Central bank digital currencies are a lot different from the cryptocurrencies that you are familiar with.
What Is a Central Bank?
Central banks are able to influence monetary policy through means such as easing or tightening money supply, and thereby influencing interest rates through the cost and availability of credit. Central banks also hold the country’s foreign exchange reserves, which is used to back liabilities or intervene in times of financial crisis.
The most influential central banks in the world are the Federal Reserve of the United States, also known as the Fed, the European Central Bank and the People’s Bank of China. These countries have the largest economies in the world, and their actions greatly shape global monetary policy.
What Is Fiat Currency?
Money supply is pivotal for central banks as part of their influence over monetary policy, as it allows them to control liquidity and interest rates.
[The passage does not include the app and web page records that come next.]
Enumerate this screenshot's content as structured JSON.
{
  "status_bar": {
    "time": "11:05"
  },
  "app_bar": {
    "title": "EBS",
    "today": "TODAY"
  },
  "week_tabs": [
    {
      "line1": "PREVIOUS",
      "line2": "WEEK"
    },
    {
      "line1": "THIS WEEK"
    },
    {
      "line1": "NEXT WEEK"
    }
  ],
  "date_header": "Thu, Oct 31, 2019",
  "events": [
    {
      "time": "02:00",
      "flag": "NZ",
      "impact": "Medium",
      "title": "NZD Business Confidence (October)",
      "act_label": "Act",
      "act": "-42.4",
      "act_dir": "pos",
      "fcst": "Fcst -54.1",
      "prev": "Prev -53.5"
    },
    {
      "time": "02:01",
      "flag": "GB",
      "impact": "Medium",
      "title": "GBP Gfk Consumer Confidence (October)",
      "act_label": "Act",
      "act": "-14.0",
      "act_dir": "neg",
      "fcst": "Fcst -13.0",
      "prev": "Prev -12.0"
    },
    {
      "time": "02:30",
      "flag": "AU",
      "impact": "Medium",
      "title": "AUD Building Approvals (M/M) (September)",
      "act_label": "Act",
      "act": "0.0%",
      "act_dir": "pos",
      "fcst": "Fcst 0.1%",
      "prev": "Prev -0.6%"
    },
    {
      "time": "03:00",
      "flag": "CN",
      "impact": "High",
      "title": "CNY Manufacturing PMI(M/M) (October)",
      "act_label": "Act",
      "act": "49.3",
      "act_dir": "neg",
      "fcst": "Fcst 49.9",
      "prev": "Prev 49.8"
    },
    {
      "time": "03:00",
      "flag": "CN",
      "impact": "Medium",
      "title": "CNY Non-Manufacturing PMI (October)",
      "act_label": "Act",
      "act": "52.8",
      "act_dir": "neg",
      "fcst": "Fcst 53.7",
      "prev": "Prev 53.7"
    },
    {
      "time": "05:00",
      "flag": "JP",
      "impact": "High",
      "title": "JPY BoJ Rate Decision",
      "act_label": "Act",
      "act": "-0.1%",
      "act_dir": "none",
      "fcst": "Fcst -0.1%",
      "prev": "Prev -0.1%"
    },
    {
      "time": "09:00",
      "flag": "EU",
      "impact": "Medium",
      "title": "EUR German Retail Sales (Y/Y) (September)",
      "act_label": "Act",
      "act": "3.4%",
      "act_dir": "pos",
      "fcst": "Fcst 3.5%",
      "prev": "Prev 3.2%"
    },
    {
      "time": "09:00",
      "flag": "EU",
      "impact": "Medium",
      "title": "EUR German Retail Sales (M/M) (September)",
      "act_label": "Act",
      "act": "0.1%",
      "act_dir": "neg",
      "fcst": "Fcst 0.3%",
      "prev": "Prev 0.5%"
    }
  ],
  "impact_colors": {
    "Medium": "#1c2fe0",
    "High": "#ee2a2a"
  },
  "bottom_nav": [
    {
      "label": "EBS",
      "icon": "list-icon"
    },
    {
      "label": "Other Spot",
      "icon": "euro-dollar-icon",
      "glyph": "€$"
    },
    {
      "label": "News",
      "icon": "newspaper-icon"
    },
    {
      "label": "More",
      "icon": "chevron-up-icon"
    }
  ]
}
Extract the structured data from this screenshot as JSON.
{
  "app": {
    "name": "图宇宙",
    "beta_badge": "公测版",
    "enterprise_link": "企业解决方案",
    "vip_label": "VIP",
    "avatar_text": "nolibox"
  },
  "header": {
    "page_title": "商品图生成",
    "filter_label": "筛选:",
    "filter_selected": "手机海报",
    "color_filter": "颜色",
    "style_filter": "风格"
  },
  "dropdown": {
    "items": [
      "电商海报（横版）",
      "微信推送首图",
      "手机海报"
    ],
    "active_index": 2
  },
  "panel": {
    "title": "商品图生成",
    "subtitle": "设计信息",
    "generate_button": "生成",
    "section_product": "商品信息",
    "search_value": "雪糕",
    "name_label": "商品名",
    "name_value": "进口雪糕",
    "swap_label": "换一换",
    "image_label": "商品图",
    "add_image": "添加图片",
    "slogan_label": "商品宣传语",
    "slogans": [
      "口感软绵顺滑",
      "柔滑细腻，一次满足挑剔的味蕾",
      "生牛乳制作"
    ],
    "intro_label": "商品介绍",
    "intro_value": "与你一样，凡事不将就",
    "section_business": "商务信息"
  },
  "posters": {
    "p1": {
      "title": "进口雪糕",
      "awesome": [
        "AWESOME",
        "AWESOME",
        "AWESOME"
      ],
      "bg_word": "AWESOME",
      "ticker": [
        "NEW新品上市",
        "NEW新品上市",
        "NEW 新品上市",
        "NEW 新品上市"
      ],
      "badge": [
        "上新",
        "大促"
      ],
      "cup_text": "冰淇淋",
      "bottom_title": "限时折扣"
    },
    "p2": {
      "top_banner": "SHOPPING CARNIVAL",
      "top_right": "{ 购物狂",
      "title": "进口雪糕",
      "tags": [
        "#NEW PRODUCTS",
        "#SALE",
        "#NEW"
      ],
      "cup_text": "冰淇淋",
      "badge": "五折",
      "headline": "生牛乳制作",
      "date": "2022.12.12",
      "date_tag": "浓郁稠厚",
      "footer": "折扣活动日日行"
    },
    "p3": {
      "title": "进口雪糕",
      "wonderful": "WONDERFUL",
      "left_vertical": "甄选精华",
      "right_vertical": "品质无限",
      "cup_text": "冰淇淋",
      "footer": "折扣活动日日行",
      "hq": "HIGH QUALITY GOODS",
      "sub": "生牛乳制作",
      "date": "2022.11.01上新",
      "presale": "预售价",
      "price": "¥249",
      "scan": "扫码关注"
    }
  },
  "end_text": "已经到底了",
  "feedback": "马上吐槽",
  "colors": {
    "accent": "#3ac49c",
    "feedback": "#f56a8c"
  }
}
Money supply can be classified into four categories, denoted by “Ms”, namely M1 to M4. M1 consists of physical cash and ready-to-use electronic money, while M4 encompasses all money, in cash and bank accounts.
New Digital Currency or a Form of Cryptocurrency?
It’s not correct to say that CBDCs are the same as cryptocurrencies — in fact, a lot of the properties of virtual currencies are the direct opposite of everything that most cryptocurrencies stand for.
In simplest terms, this means that CBDCs are backed by governments — which is not something that you’d see in a cryptocurrency project.
While Bitcoin intends to create a new financial system from the outside, crypto’s emergence and growing popularity has — perhaps inevitably — spurred on significant innovation within the citadel of traditional finance itself, stemming from the idea of virtual currency.
This is most strikingly shown in the phenomenal growth of interest in central bank digital currencies, or CBDCs for short.
Are All Central Bank Digital Currencies Alike?
There are two main categories of CBDCs.
The first is a “wholesale” variant, which is limited for use by financial institutions for wholesale settlements — i.e., for interbank payments or securities settlements.
The second is a “retail CBDC” for the general public.
Retail CBDCs are further split into two main types: “general purpose,” “account-based” or “token-based.” Retail CBDCs would in theory extend access to digital central bank money to the general public. They could therefore have much wider reaching implications for banks and the financial system as a whole than their wholesale counterparts.
Depending on their design, retail CBDCs could alter the existing operational roles taken by central banks and private institutions within the financial system.
A bottom line for these virtual currencies is that whatever design they take, their ultimate issuer and redeemer is the central bank: different designs would, however, affect the nature of claims on an intermediary (where relevant) and the records that are kept by the central bank.
This means that no matter how a CBDC looks, the responsibility for its structure and maintenance is with the central bank.
In an indirect, two-tier CBDC system, the structure of claims would be similar to the existing financial system. Commercial institutions would be mandated to fully back a CBDC-like liability to the consumer with their own CBDC deposits at the central bank.
However, changes to this intermediated model could bring new regulatory and supervisory possibilities for central banks, though this would require a massive extension of their existing operations. For this reason, analysts have also researched hybrid architectures that would combine direct and indirect claims on the central bank.
CBDCs in the World’s Largest Economies – What’s Happening?
With cryptocurrency market capitalization reaching almost $2 trillion as of August 2021, governments and national institutions are increasing their scrutiny and regulatory oversight on the crypto industry, as is the case with the recently passed US infrastructure bill. On the other hand, these same countries are also actively engaging in CBDC research and development, partly to keep up with blockchain technology advancements, partly to maintain the status quo. This is being played out in the world’s two largest economies – the United States and China.
China’s Digital Currency – the “E-yuan”
China’s Digital Currency Electronic Payment (DCEP) system has been in development since 2014. The digital yuan is, however, not a blockchain project that relies on a decentralized ledger. Instead, it relies upon a centralized database that records and tracks all transactions on the network, as well as controlling access to the network. The e-yuan is backed 1:1 by the physical yuan. China has already rolled out testing of the DCEP and many expect it to be the first country to fully implement a CBDC.
US Digital Currency – the “Fedcoin”
What’s Stopping Central Banks From Releasing CBDCs Right Now?
Analysts have emphasized that for retail virtual currencies to really take off, they would need to provide cash-like safety and convenience for peer-to-peer (and even cross-border) payments. They would also need to take into account provisions for “privacy by default” and universal accessibility.
However, based on the results of existing proofs-of-concepts by central banks, blockchain technologies are currently unlikely to be implemented for a direct CBDC architecture because of the sheer volume of data throughput that would be required.
However, blockchain architectures have been explored for hybrid or indirect CBDC models, as well as for wholesale CBDCs, given that the number of transactions in many wholesale payment systems is similar to that already handled by existing blockchain platforms.